Mr. Speaker, I noticed in the fairly fine speech by the member from the Bloc that he detracted from his argument in regard to enforcement, the strength of that enforcement and whether we should continue to fight the use of drugs.
He also talked about former President Reagan trying to fight drugs and President Bush continuing the fight on drugs in the United States through a hard enforcement action. However he failed to mention people like Bill Clinton who did not do anything either. The fight on drugs was ongoing while Bill Clinton was the president.
Does the member believe that it is just individual political people who are causing the problem or is it the United States as a whole? I think he should clarify that.
The second point concerns what has happened in Vancouver. I do not know whether Montreal is going the same way but in Vancouver the municipality and possibly the province decided that we needed to have safe injection sites so people could use whatever drugs they wanted, in particular heroin but also marijuana, free from police activity.
It sounded like a good idea but the United Nations and the World Health Organization, or the committees that work on drugs, said that Canada was not only contravening international standards and regulations in regard to setting up drug use centres but that it was a bad idea. The World Health Organization and the United Nations have said that drugs are bad and that their use needs to be fought.
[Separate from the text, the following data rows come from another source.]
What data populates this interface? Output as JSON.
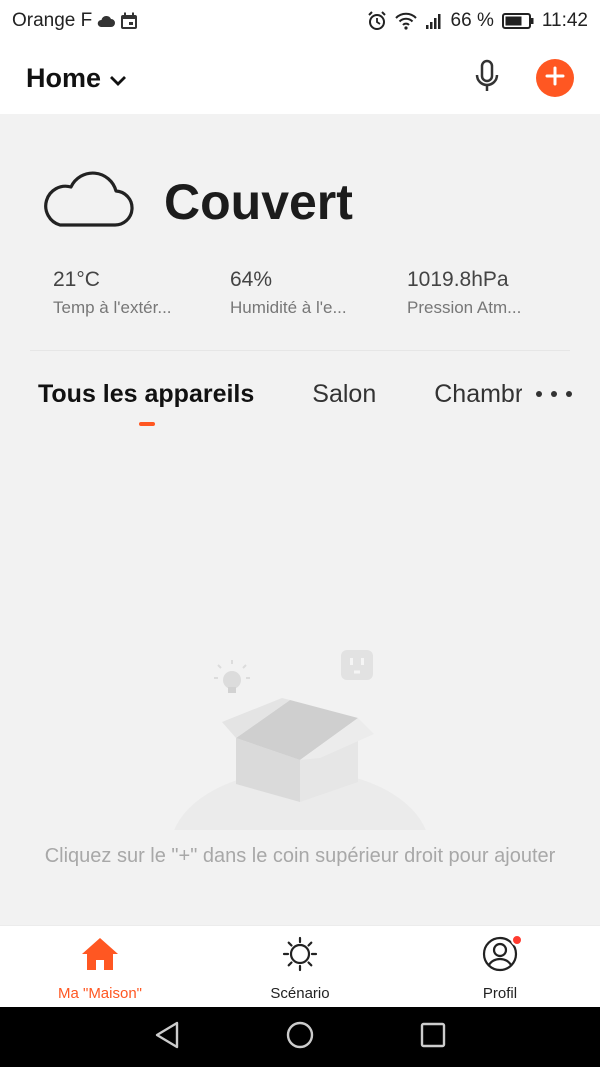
{
  "status_bar": {
    "carrier": "Orange F",
    "battery": "66 %",
    "time": "11:42",
    "icons": [
      "cloud-icon",
      "calendar-icon",
      "alarm-icon",
      "wifi-icon",
      "signal-icon",
      "battery-icon"
    ]
  },
  "header": {
    "title": "Home",
    "icons": [
      "chevron-down-icon",
      "microphone-icon",
      "plus-icon"
    ]
  },
  "weather": {
    "condition": "Couvert",
    "icon": "cloud-icon",
    "stats": [
      {
        "value": "21°C",
        "label": "Temp à l'extér..."
      },
      {
        "value": "64%",
        "label": "Humidité à l'e..."
      },
      {
        "value": "1019.8hPa",
        "label": "Pression Atm..."
      }
    ]
  },
  "tabs": [
    {
      "label": "Tous les appareils",
      "active": true
    },
    {
      "label": "Salon",
      "active": false
    },
    {
      "label": "Chambre",
      "active": false
    }
  ],
  "empty_state": {
    "message": "Cliquez sur le \"+\" dans le coin supérieur droit pour ajouter"
  },
  "bottom_nav": [
    {
      "label": "Ma \"Maison\"",
      "icon": "home-icon",
      "active": true
    },
    {
      "label": "Scénario",
      "icon": "sun-icon",
      "active": false
    },
    {
      "label": "Profil",
      "icon": "profile-icon",
      "active": false
    }
  ],
  "colors": {
    "accent": "#ff5722",
    "background": "#f2f2f2",
    "notification": "#ff3b30"
  }
}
Why would the member argue that drugs should be more readily available and allow everybody to use them if they want?